Exercise objective: Isolate every line in the records below with "date" in it.

Provided data:
▶

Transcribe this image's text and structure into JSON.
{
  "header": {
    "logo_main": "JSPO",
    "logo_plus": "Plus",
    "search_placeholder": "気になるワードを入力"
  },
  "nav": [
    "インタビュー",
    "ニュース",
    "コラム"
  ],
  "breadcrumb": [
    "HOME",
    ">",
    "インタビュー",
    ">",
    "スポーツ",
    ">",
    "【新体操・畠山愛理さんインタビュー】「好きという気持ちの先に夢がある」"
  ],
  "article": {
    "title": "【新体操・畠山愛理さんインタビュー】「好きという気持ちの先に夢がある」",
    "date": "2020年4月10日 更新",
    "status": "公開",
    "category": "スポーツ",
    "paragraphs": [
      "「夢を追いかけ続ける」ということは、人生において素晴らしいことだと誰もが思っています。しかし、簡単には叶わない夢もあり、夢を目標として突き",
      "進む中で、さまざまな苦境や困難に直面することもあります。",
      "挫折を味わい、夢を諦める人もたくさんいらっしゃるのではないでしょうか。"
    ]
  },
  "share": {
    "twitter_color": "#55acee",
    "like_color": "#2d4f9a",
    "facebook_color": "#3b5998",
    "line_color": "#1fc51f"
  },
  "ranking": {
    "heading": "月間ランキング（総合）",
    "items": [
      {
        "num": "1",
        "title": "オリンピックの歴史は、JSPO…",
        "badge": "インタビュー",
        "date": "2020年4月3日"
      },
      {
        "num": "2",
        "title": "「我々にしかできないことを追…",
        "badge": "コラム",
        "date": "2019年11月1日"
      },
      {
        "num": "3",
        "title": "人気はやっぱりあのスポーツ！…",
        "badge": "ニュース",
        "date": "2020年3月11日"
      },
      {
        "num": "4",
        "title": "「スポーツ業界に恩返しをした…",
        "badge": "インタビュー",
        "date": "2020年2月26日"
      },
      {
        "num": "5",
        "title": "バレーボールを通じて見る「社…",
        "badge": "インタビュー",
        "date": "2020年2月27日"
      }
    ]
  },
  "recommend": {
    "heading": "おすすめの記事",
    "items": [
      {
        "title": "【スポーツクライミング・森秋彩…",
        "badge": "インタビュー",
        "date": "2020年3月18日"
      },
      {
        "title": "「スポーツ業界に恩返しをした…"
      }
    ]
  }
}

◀

Output for this exercise:
    "date": "2020年4月10日 更新",
        "date": "2020年4月3日"
        "date": "2019年11月1日"
        "date": "2020年3月11日"
        "date": "2020年2月26日"
        "date": "2020年2月27日"
        "date": "2020年3月18日"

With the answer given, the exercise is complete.